Entries from a dataset of interfaces
-=-=-
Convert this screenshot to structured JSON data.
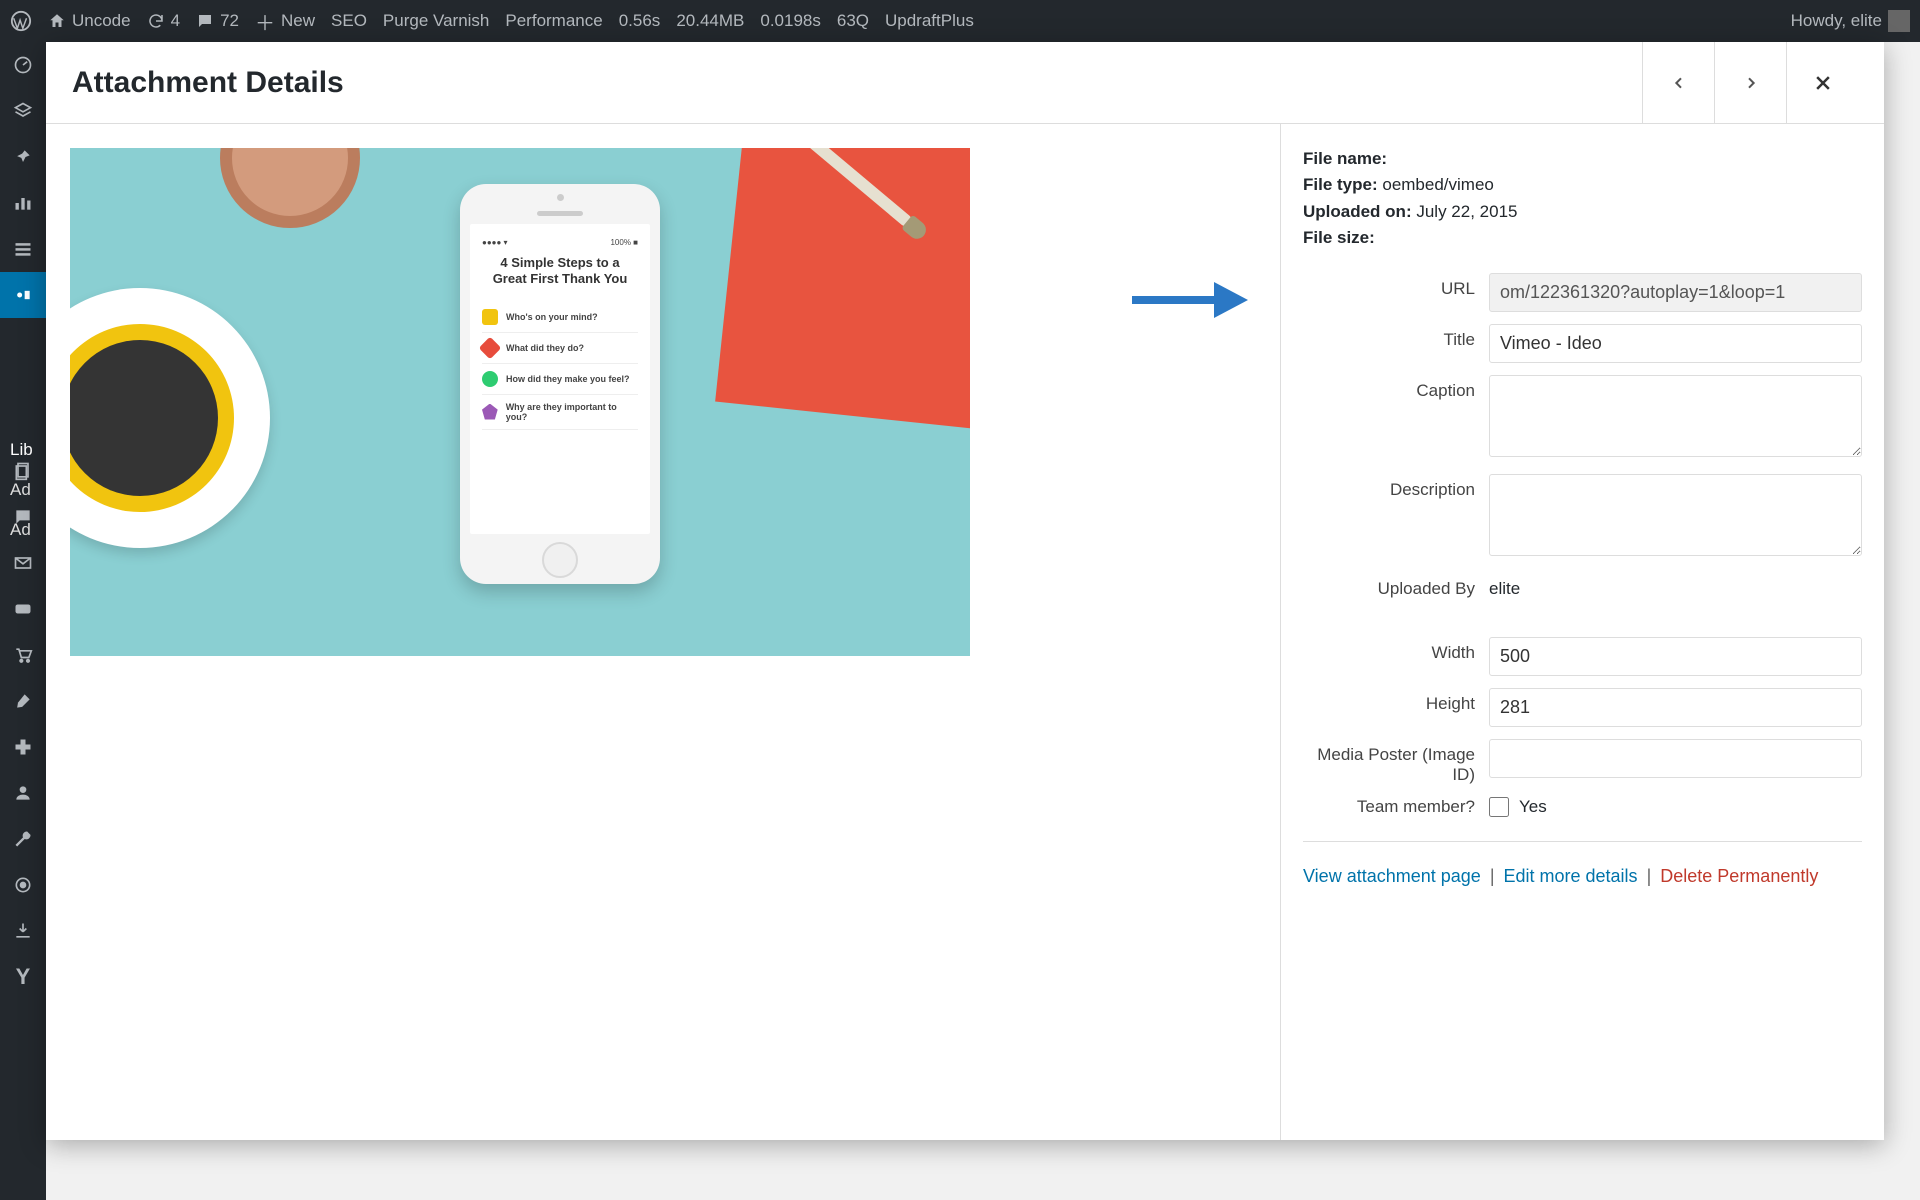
{
  "adminbar": {
    "site": "Uncode",
    "refresh_count": "4",
    "comments_count": "72",
    "new_label": "New",
    "seo": "SEO",
    "purge": "Purge Varnish",
    "perf": "Performance",
    "time": "0.56s",
    "mem": "20.44MB",
    "db": "0.0198s",
    "queries": "63Q",
    "updraft": "UpdraftPlus",
    "howdy": "Howdy, elite"
  },
  "leftrail_flyout": {
    "lib": "Lib",
    "add1": "Ad",
    "add2": "Ad"
  },
  "modal": {
    "title": "Attachment Details"
  },
  "meta": {
    "filename_label": "File name:",
    "filename": "",
    "filetype_label": "File type:",
    "filetype": "oembed/vimeo",
    "uploaded_label": "Uploaded on:",
    "uploaded": "July 22, 2015",
    "filesize_label": "File size:",
    "filesize": ""
  },
  "fields": {
    "url_label": "URL",
    "url_value": "om/122361320?autoplay=1&loop=1",
    "title_label": "Title",
    "title_value": "Vimeo - Ideo",
    "caption_label": "Caption",
    "caption_value": "",
    "description_label": "Description",
    "description_value": "",
    "uploadedby_label": "Uploaded By",
    "uploadedby_value": "elite",
    "width_label": "Width",
    "width_value": "500",
    "height_label": "Height",
    "height_value": "281",
    "poster_label": "Media Poster (Image ID)",
    "poster_value": "",
    "team_label": "Team member?",
    "team_yes": "Yes"
  },
  "links": {
    "view": "View attachment page",
    "edit": "Edit more details",
    "del": "Delete Permanently"
  },
  "preview": {
    "phone_title": "4 Simple Steps to a Great First Thank You",
    "row1": "Who's on your mind?",
    "row2": "What did they do?",
    "row3": "How did they make you feel?",
    "row4": "Why are they important to you?"
  }
}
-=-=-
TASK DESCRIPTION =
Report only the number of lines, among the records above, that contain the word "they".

ANSWER TO THE PROBLEM =
3